They start at the prep table, expertly chopping lettuce and vegetables for the evening’s main dish, chicken caesar salad, before heading to individual work stations to sauté the meat.
Under the watchful eye of head chef Robert Collins, junior chefs ranging in age from 8 to 13 are building self-confidence while learning food preparation and cooking skills at a unique facility that recently opened in downtown Mundelein.
Youthage Culinary is a nonprofit founded by Collins and fellow chef Mario Feijoo, military veterans who have more than 40 years of food industry experience between them.
The school offers three categories of hands-on culinary classes – Tiny Chef, for ages 4 to 7; Junior Chef, for ages 8 to 13; and Senior Chef, for ages 13 to 18. Prices range from $25 per session to $399 per month. Youthage also has cooking demonstrations and can host birthday parties. Several Girl Scout troops have already visited.
Sessions are held several days a week and last about an hour and a half. The younger students are taught healthy eating habits and age-appropriate kitchen skills while preparing a variety of dishes.
“They’re taking these skills home and showing their parents how to cook healthy meals,” said Collins, of North Chicago. “The whole process is to build up their confidence and show them they can do this.”
Youthage is not designed like a classroom, so you won’t find rows of desks and chairs,” said Feijoo, of Wauconda. “Here you’re learning hands-on, not just watching us.”
Once the dish is prepared, everyone sits down to enjoy the meal together. “We’re big believers in breaking bread,” Feijoo said.
Taste of success
The tiny and junior chef classes are proving to be quite popular, with students coming from as far as Antioch.
Akema Johnson, a mom from Waukegan, learned of Youthage through Facebook and asked her son Jayden, 9, if he’d like to try it.
“It’s different. It’s the only thing of its kind for kids,” she said. “He really enjoys it. He likes to cook for my mom. Last week he made salmon and fettuccine.”
Jayden is new to cooking but is learning fast. “I like mixing stuff and baking cakes, brownies and cookies,” he said.
Youthage instructor Tracy Wilson, of Waukegan, gained experience teaching kids to cook through Community Action Partnership of Lake County (CAP), which offers programs to help families find self-sufficiency.
“We start out learning very basic skills of food preparation,” she said. “I tell them it’s not like those cooking shows on TV.”

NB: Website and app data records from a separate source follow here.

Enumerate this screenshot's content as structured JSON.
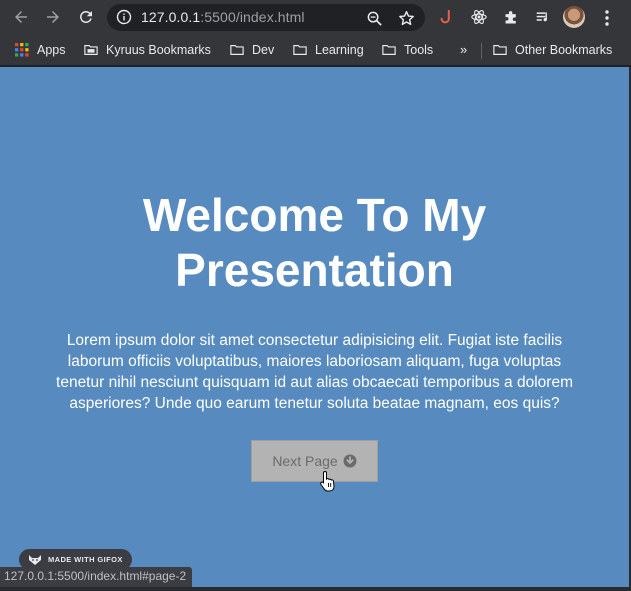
{
  "browser": {
    "url_host": "127.0.0.1",
    "url_rest": ":5500/index.html"
  },
  "bookmarks": {
    "items": [
      {
        "label": "Apps"
      },
      {
        "label": "Kyruus Bookmarks"
      },
      {
        "label": "Dev"
      },
      {
        "label": "Learning"
      },
      {
        "label": "Tools"
      }
    ],
    "overflow": "»",
    "other": "Other Bookmarks"
  },
  "page": {
    "title_line1": "Welcome To My",
    "title_line2": "Presentation",
    "description": "Lorem ipsum dolor sit amet consectetur adipisicing elit. Fugiat iste facilis laborum officiis voluptatibus, maiores laboriosam aliquam, fuga voluptas tenetur nihil nesciunt quisquam id aut alias obcaecati temporibus a dolorem asperiores? Unde quo earum tenetur soluta beatae magnam, eos quis?",
    "next_button": "Next Page"
  },
  "overlay": {
    "gifox_label": "MADE WITH GIFOX",
    "status_url": "127.0.0.1:5500/index.html#page-2"
  },
  "colors": {
    "page_background": "#578bbf",
    "button_background": "#b3b3b3",
    "toolbar": "#35363a"
  }
}
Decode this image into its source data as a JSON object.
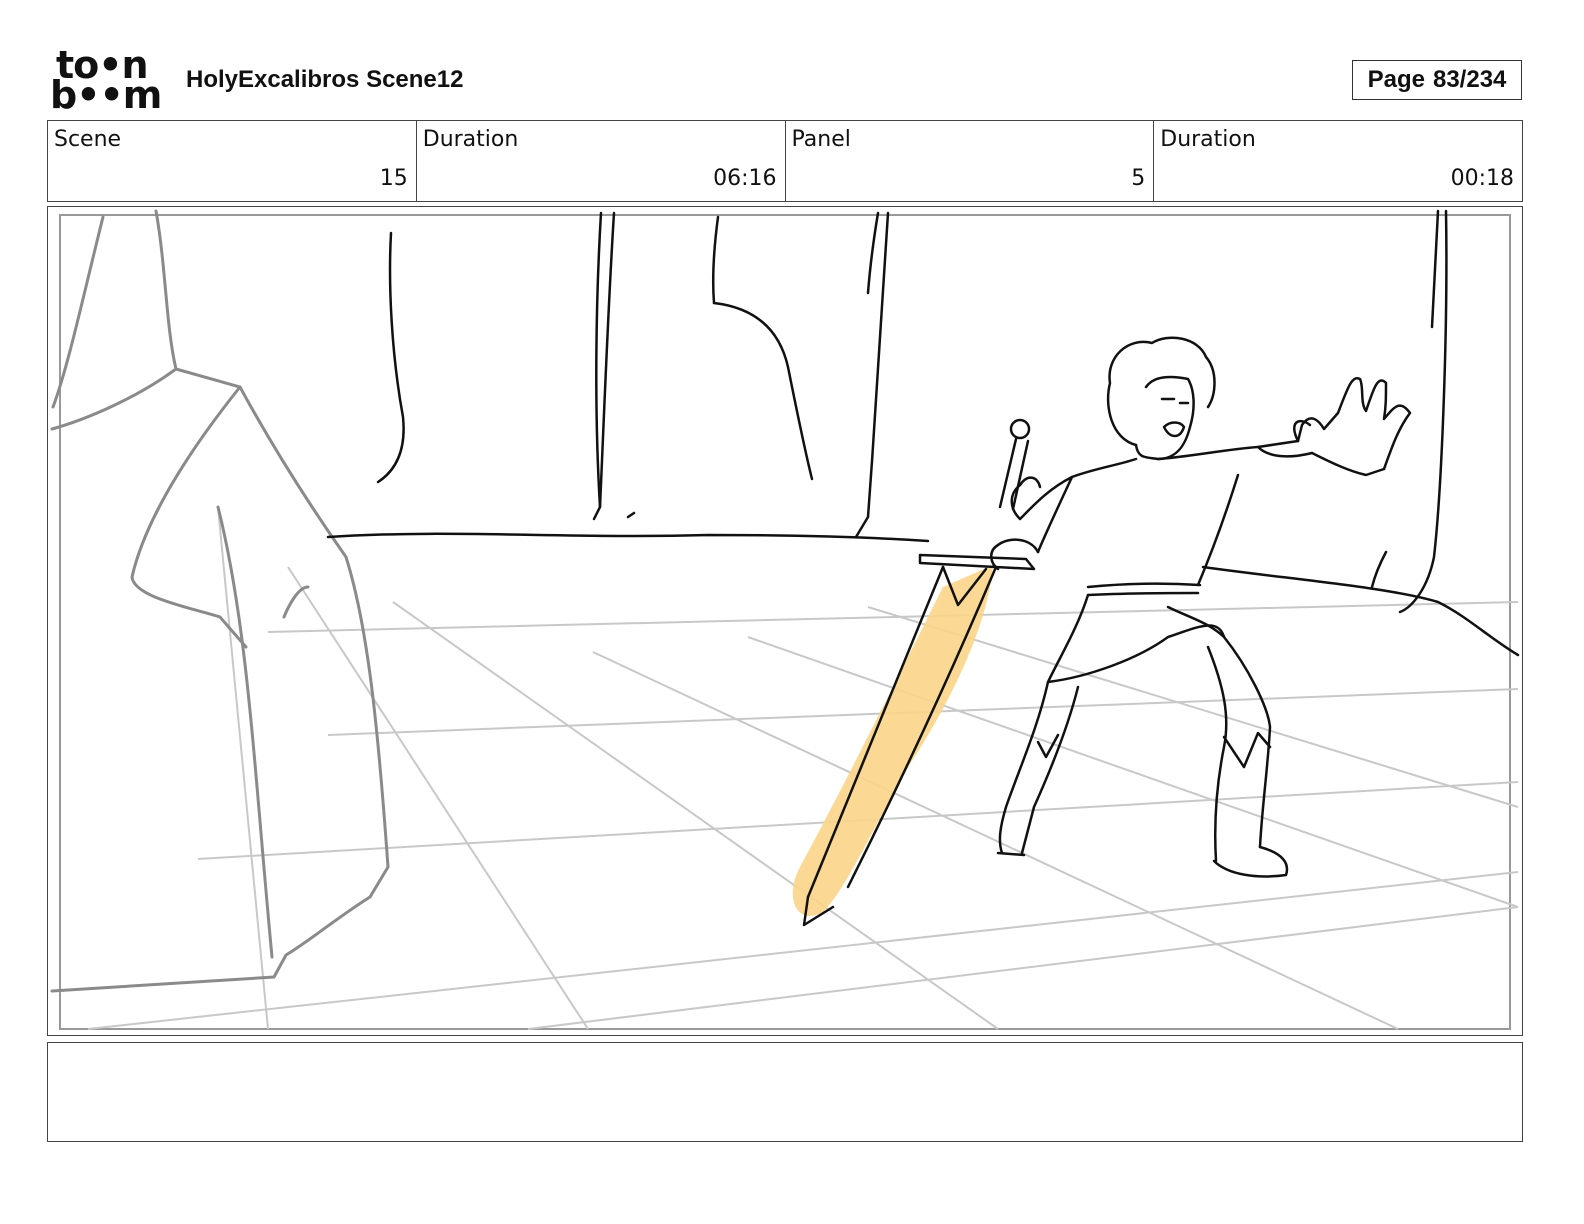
{
  "header": {
    "logo_top": "to•n",
    "logo_bottom": "b••m",
    "title": "HolyExcalibros Scene12",
    "page_label": "Page",
    "page_value": "83/234"
  },
  "info": {
    "scene_label": "Scene",
    "scene_value": "15",
    "scene_duration_label": "Duration",
    "scene_duration_value": "06:16",
    "panel_label": "Panel",
    "panel_value": "5",
    "panel_duration_label": "Duration",
    "panel_duration_value": "00:18"
  },
  "colors": {
    "sword_highlight": "#fbd58a",
    "ink": "#111111",
    "grid": "#c8c8c8",
    "rock": "#8a8a8a"
  },
  "notes": {
    "text": ""
  }
}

Safety always comes first, said Wilson, recalling a recent conversation with junior chef Candy Rangel, 9, of Mundelein.
“Candy would say, ‘Well, my grandma does it like this and would never do it that way.’ I said there are plenty of ways to do things, but we want to do it in the safest way.”
Candy and her sister Lisa, 11, said they enjoy taking the class together and sharing what they've learned with their family.
“We just started cooking at home,” Candy said.
Isabella Feijoo, 11, has grown up watching her dad cook and is quite comfortable in the kitchen. “It’s fun,” she said. “There’s so much stuff you can do with everything.”
Wilson said she’d like to see the junior chefs progress to the senior level, an advanced program that will begin in the near future once more students have committed.
Workforce preparation, accreditation
Senior Chefs, for ages 13 to 18, is a six-month program designed to teach more advanced culinary techniques, covering everything from preparing steaks and seafood to etiquette and customer service. It is designed to prepare students for entry-level jobs in the food service or hospitality industries, according to Youthage literature.
It would be ideal if restaurants and food service businesses looked to Youthage in the future to hire new employees, knowing the kind of training students have received, the owners said.
Youthage's goal is to become a nationally recognized, accredited culinary program.
“We’re big believers in dreams,” Feijoo said. “We want a Youthage in every major city.”
Other long-term goals of Youthage include starting a food truck and private catering team and establishing a traveling competition team.
Being a nonprofit organization, Youthage is seeking donations of kitchen supplies and equipment and funds to offset the cost of classes for students who need financial aid.
Youthage Culinary is located at 508 N. Seymour Ave., in Mundelein. Learn more at www.youthageculinary.com or call (847) 865-1010.